I love the clean bolt-on fender look but I'm not giving up my modern Gazzoloddi this winter, so my plan is to cut off the offending frontage of the fender and keep the part that will actually stop sh*t from flying up into my face. It hasn't happened yet, but I'll update in the comments of this piece and include my experience in the full review once I've had a chance to get out the snips.
After faffing about with my multi-tool and strapping the fender to my hip-pack it was back to full-party. I purposely didn't bring a shock pump on my first ride as I'd dialed in the sag at home, had a good idea of how I like the IRT to feel, and I really just wanted to get out and ride my damn bike.

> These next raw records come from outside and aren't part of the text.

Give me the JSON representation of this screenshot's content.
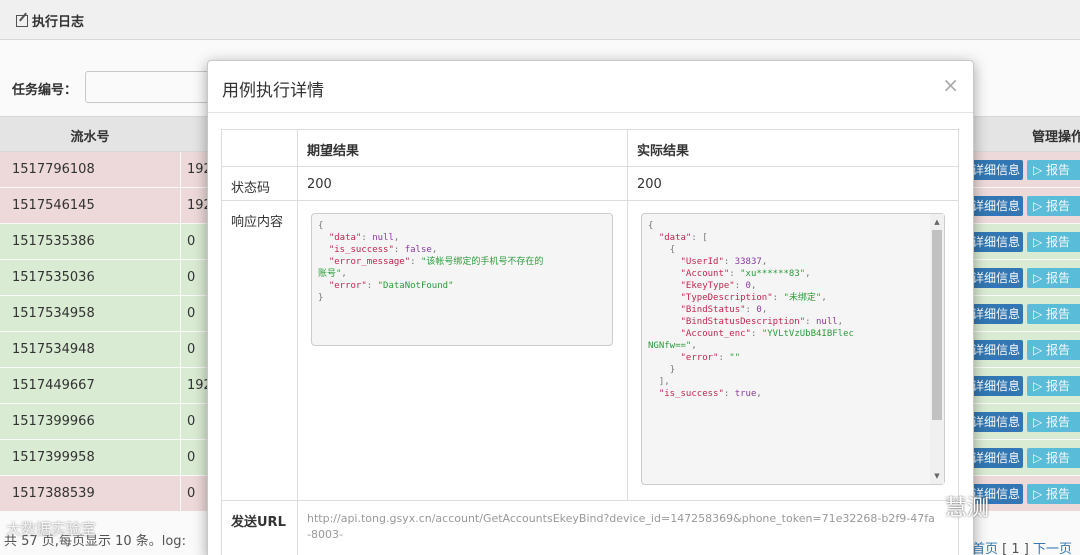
{
  "page": {
    "header_title": "执行日志",
    "search_label": "任务编号：",
    "table_header_serial": "流水号",
    "table_header_mgmt": "管理操作"
  },
  "rows": [
    {
      "id": "1517796108",
      "v2": "192",
      "status": "red",
      "detail": "详细信息",
      "report": "报告"
    },
    {
      "id": "1517546145",
      "v2": "192",
      "status": "red",
      "detail": "详细信息",
      "report": "报告"
    },
    {
      "id": "1517535386",
      "v2": "0",
      "status": "green",
      "detail": "详细信息",
      "report": "报告"
    },
    {
      "id": "1517535036",
      "v2": "0",
      "status": "green",
      "detail": "详细信息",
      "report": "报告"
    },
    {
      "id": "1517534958",
      "v2": "0",
      "status": "green",
      "detail": "详细信息",
      "report": "报告"
    },
    {
      "id": "1517534948",
      "v2": "0",
      "status": "green",
      "detail": "详细信息",
      "report": "报告"
    },
    {
      "id": "1517449667",
      "v2": "192",
      "status": "green",
      "detail": "详细信息",
      "report": "报告"
    },
    {
      "id": "1517399966",
      "v2": "0",
      "status": "green",
      "detail": "详细信息",
      "report": "报告"
    },
    {
      "id": "1517399958",
      "v2": "0",
      "status": "green",
      "detail": "详细信息",
      "report": "报告"
    },
    {
      "id": "1517388539",
      "v2": "0",
      "status": "red",
      "detail": "详细信息",
      "report": "报告"
    }
  ],
  "footer": {
    "summary": "共 57 页,每页显示 10 条。log:",
    "pagination_first": "首页",
    "pagination_current": "[ 1 ]",
    "pagination_next": "下一页"
  },
  "modal": {
    "title": "用例执行详情",
    "close": "×",
    "col_expected": "期望结果",
    "col_actual": "实际结果",
    "row_status_label": "状态码",
    "status_expected": "200",
    "status_actual": "200",
    "row_response_label": "响应内容",
    "row_url_label": "发送URL",
    "url": "http://api.tong.gsyx.cn/account/GetAccountsEkeyBind?device_id=147258369&phone_token=71e32268-b2f9-47fa-8003-"
  },
  "watermark": {
    "right": "慧测",
    "left": "大数据实验室"
  },
  "colors": {
    "row_red": "#f2dede",
    "row_green": "#dff0d8",
    "btn_detail": "#337ab7",
    "btn_report": "#5bc0de"
  }
}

After a few feet of flat trail I pulled over to the side to adjust the rebound (a lot) and from there I didn't touch the fork settings for the rest of my first ride. Coming off the Mattoc Pro, the new sealed MC² is an entirely different experience. Where the old damper liked to be run with the rebound fairly open (fast), when the new system is set up optimally for the on-trail experience it's going to feel a bit slow on the shop floor. Compared to my Mattoc Pro and Durolux RC2-PCS setups, I've ended up also running my CaneCreek CCDB Coil CS shock a bit slower (LSR) to better match what the Manitou is doing on the trail.
The Mezzer Pro felt excellent out of the box and there's been no change after a handful of rides and no noticeable break-in period either. Other than slowing the rebound a couple of clicks I was happy enough with my initial settings that I wouldn't have messed around with them except in the name of science. It will be interesting to see how much my air pressure settings change as I increase the travel to 170mm and 180mm.
Fire away with questions below and there's more information to be found at Manitou.